Required work:
Scan the entries below for the word "heading". Copy out every line in which it occurs.
── Task inputs
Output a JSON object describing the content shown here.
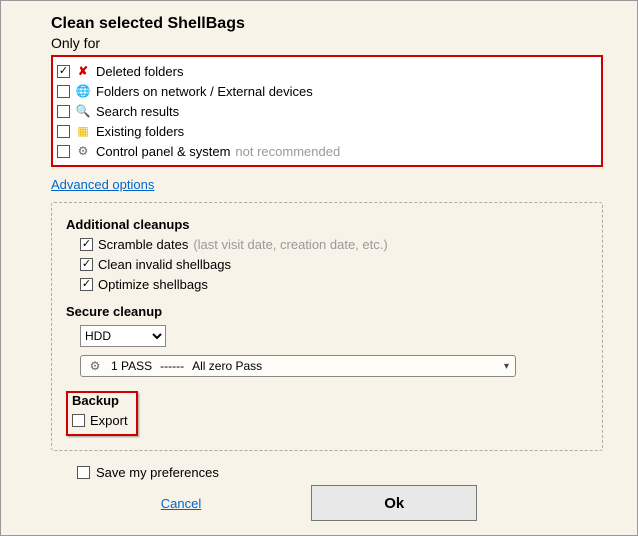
{
  "title": "Clean selected ShellBags",
  "only_for": "Only for",
  "filters": [
    {
      "checked": true,
      "icon": "delete-x",
      "label": "Deleted folders"
    },
    {
      "checked": false,
      "icon": "globe",
      "label": "Folders on network / External devices"
    },
    {
      "checked": false,
      "icon": "magnifier",
      "label": "Search results"
    },
    {
      "checked": false,
      "icon": "folder",
      "label": "Existing folders"
    },
    {
      "checked": false,
      "icon": "gear",
      "label": "Control panel & system",
      "note": "not recommended"
    }
  ],
  "advanced_link": "Advanced options",
  "additional": {
    "heading": "Additional cleanups",
    "items": [
      {
        "checked": true,
        "label": "Scramble dates ",
        "note": "(last visit date, creation date, etc.)"
      },
      {
        "checked": true,
        "label": "Clean invalid shellbags"
      },
      {
        "checked": true,
        "label": "Optimize shellbags"
      }
    ]
  },
  "secure": {
    "heading": "Secure cleanup",
    "drive": "HDD",
    "pass_label": "1 PASS",
    "pass_sep": "------",
    "pass_desc": "All zero Pass"
  },
  "backup": {
    "heading": "Backup",
    "export_checked": false,
    "export_label": "Export"
  },
  "save_pref": {
    "checked": false,
    "label": "Save my preferences"
  },
  "buttons": {
    "cancel": "Cancel",
    "ok": "Ok"
  }
}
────
Task answer:
    "heading": "Additional cleanups",
    "heading": "Secure cleanup",
    "heading": "Backup",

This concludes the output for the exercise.